The extraordinary event of the coronavirus pandemic will be remembered for many years to come. At Copenhagen International School it put a large amount of stress on both students and teachers as we had to switch to remote learning overnight. I still remember the thrill of engaging with homeschooling, and waking up to my whole class remotely on the computer while I was still eating breakfast. As you can imagine our school director Sandy Mackenzie was leading the emergency response and had to quickly take a number of difficult decisions. I have had an opportunity to interview Sandy about how he coped during this abnormal time, and also about the experiences of his first year at the school.

I first asked him about the Coronavirus and how he felt the school coped with it.

How do you feel the school coped with the virus?
"The global pandemic of COVID-19 has had an impact on everyone's lives. In Denmark, the lockdown came swiftly and early. As a school, I think that we have coped very well, thanks to the versatility of our students and the adaptability of our staff, as well as the support of our parents. We transitioned well into remote learning - an environment that was completely new to everyone - and modified as we went along. Then, into phase 1 of re-opening, we were one of the first schools in the world to make this move. The Primary School staff and students were incredible at following all of the guidelines of hand hygiene and social distancing as we adjusted to another entirely new way of doing things. I am sure that we have learned so much about ourselves through this experience - as individuals and as a school. Now there are schools all over the world who are looking to our lead so they know how to re-open their campus."

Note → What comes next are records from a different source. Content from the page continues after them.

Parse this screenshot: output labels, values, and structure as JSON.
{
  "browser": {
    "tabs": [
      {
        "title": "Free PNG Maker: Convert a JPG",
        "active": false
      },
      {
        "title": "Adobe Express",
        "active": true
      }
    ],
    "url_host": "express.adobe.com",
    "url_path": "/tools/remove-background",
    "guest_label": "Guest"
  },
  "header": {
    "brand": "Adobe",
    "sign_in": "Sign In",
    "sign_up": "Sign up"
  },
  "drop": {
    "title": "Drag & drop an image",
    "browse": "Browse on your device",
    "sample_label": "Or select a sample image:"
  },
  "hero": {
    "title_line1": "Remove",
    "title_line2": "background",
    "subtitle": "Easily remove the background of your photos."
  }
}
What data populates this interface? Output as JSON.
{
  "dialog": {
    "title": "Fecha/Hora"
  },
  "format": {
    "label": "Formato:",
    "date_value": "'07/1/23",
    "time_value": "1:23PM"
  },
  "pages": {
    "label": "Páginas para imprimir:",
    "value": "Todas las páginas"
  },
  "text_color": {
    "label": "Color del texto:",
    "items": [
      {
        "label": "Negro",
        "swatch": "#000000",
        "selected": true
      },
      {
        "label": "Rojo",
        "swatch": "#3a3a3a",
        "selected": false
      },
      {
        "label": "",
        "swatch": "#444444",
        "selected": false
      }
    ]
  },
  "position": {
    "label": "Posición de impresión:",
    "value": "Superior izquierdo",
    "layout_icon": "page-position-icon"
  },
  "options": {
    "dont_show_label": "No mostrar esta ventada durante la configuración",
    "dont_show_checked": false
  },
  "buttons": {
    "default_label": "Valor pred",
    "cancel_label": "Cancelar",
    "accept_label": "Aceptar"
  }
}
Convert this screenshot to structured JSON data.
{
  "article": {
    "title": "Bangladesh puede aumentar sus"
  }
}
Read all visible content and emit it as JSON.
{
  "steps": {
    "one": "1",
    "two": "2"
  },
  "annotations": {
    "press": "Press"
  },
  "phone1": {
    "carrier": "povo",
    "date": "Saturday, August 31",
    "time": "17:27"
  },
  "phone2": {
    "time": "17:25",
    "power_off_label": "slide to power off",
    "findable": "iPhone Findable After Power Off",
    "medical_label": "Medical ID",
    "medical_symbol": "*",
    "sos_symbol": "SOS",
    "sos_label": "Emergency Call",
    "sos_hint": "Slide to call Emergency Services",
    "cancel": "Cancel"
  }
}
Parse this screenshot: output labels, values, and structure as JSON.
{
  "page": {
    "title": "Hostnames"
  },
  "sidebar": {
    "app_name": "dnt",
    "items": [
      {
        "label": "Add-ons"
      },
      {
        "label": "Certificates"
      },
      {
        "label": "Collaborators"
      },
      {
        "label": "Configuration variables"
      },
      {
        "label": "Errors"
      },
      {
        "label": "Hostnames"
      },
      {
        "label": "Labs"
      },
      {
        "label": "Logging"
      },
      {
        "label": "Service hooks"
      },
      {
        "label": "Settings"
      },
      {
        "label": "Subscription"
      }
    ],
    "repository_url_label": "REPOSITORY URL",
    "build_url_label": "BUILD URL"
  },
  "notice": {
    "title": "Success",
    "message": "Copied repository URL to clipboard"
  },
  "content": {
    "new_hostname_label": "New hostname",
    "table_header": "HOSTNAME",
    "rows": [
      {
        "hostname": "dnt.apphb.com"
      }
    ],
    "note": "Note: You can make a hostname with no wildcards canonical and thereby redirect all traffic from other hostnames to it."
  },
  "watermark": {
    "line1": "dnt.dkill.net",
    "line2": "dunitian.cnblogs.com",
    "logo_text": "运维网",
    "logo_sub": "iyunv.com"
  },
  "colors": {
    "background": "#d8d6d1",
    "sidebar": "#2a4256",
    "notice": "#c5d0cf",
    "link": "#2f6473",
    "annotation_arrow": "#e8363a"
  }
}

What do you miss the most during the pandemic?
"Human connection and interaction. We are not designed to spend so much time alone, nor are we meant to stand 2 metres apart when talking to each other - it feels unnatural."

How do you destress?
"I try to run regularly - during lockdown this has not been as often as it should have been!"

I couldn't agree more. Human interaction is a very important aspect of our school. Being remote is very hard for us and as Sandy said it feels unnatural.

Then I asked Sandy about his first year and his hopes and wishes for the school in the years to come.

What do you hope for CIS for the future?
"I hope for CIS to continue to be a beacon of hope, a place of joyful learning and a fantastic place to work. We have an amazing community that cares for each other and I hope that we will retain that identity for many years to come. When we say that we educate champions of a just and sustainable world, it is important to unpack all of those words. As champions, we all should be prepared to be upstanders - to be prepared to stand up for the ideals and ideas that we believe in. We need CIS and the world in which we are located to be sustainable, and we know that climate change is one of the greatest challenges that faces the current generation. We want our community, and our wider world, to be just one - each and every one of us has a role to play in making that happen by bringing our best selves into school (and beyond) every day. I am proud to be the Director of CIS, and I want everyone associated with the school to feel that sense of pride too."

How do you feel today compared to your first day on the job?
"On my first day, I felt a sense of excitement and wonder as I started my new role but also a large degree of nervousness because it was very new, and I was very aware that people were curious about the new Director! Today, I feel that I know and understand the community to a much greater degree. I also think that many people know who I am, and that I believe in our wonderful school and fantastic community."

What was the most memorable day to date?
"There have been many memorable days in this quite unusual year! The day when we realised that we had no water on campus was particularly memorable. What I found astounding, reassuring and impressive was the way in which everyone pulled together to respond to the problem. Parents were quick to pick up Primary School children, teachers were helpful and calm, Middle and High School students followed instructions and were thoughtful and understanding. It gave me an early indicator of the strength of our caring community."

What do you think makes CIS great?
"The people. Of course, we are so lucky with our fantastic building and superb location but the number one ingredient is the people. Our students and staff combine to make this school genuinely unique!"

Do you know everyone at the school?
"I wish I could say yes. I feel like I get to know more people every day but students being off campus during the pandemic has meant that this has been quite a challenge!"

As you can tell, Sandy has had an exciting year with some quite unusual turns. I agree with him that the remote learning experience has been a challenge, and I also agree that everyone has grown with it. Maybe the school could benefit from having more remote learning... but I think we all can agree that nothing beats a hug!

[This interview was conducted in June for our print publication Footprints, which has been discontinued. We're hoping Shirin's article will reach a wider audience by being published here and thank her for her contribution.]